### YOUR ASSIGNMENT
Read through the lines below for the string "buyer" and copy each one that has it.

• • • •

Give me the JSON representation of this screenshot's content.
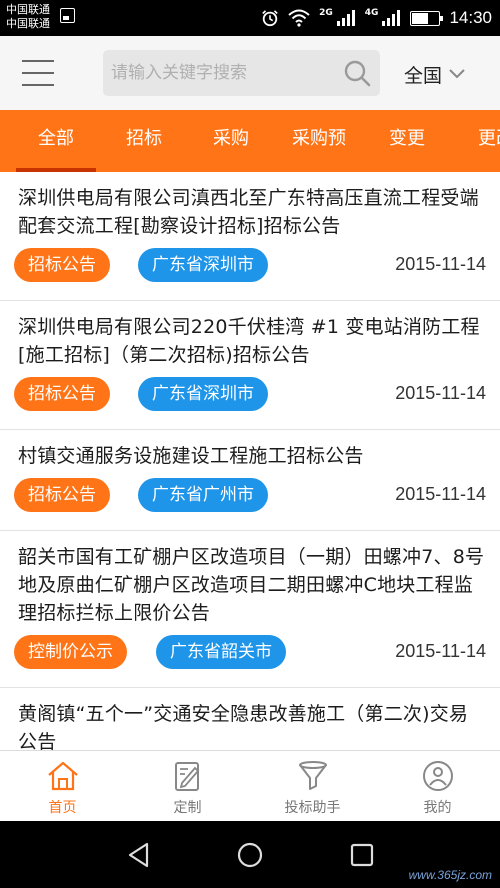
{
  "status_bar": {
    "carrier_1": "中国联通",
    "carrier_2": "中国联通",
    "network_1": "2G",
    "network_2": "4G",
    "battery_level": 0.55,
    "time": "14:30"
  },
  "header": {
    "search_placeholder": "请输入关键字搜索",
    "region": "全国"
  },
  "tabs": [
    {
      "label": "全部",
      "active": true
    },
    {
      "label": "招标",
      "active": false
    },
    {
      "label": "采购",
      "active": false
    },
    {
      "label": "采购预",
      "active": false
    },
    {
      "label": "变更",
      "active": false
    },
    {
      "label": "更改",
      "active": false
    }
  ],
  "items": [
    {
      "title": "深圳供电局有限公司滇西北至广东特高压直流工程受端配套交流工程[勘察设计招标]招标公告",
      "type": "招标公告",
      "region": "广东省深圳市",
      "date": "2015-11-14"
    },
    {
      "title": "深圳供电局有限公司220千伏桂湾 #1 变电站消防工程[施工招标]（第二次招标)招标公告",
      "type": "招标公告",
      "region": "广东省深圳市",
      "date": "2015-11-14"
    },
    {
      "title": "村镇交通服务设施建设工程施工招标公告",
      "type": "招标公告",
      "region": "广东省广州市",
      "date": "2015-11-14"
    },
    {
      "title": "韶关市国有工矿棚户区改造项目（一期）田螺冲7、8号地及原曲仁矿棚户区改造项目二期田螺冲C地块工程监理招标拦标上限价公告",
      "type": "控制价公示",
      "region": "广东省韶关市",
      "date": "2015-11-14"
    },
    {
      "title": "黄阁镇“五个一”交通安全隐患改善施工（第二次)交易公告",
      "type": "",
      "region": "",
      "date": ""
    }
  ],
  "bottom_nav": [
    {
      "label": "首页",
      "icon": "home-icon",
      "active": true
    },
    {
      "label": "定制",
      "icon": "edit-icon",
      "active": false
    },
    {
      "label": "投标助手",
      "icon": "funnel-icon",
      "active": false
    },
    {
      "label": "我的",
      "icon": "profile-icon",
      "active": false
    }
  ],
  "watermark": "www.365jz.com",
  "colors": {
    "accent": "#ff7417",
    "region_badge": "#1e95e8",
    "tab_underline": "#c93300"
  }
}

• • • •

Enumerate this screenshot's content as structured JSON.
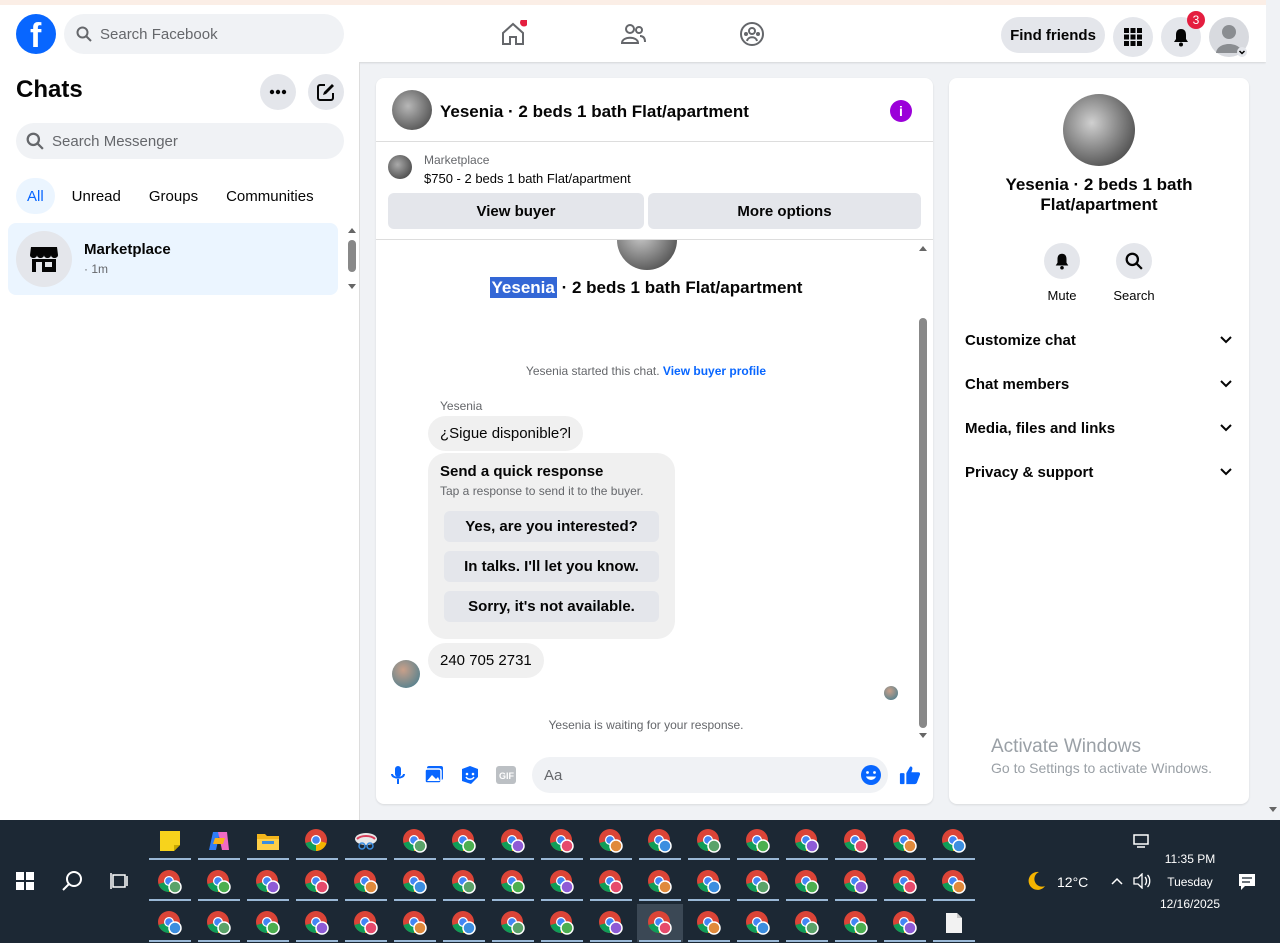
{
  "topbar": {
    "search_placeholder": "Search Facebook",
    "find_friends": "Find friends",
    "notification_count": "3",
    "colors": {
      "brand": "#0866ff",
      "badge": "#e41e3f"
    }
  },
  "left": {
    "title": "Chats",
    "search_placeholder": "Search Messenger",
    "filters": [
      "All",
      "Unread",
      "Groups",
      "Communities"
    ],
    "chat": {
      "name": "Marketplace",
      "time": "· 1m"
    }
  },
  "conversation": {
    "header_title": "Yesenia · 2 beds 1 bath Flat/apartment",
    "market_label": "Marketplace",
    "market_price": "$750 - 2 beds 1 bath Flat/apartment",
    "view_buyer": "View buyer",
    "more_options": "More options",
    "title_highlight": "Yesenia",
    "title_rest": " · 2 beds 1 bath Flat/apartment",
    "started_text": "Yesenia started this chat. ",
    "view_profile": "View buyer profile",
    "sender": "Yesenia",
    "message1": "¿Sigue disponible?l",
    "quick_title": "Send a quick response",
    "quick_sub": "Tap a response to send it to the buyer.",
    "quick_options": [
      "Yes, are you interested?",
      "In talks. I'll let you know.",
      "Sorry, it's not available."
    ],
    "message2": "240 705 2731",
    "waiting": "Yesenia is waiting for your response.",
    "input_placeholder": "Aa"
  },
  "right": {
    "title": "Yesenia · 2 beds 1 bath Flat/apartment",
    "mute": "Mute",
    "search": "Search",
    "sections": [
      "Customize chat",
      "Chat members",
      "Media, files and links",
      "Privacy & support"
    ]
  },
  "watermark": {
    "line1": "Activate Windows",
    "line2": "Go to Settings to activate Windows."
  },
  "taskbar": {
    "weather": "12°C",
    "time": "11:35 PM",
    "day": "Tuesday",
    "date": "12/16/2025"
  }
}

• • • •

### WRITTEN REPLY
    "view_buyer": "View buyer",
    "view_profile": "View buyer profile",
    "quick_sub": "Tap a response to send it to the buyer.",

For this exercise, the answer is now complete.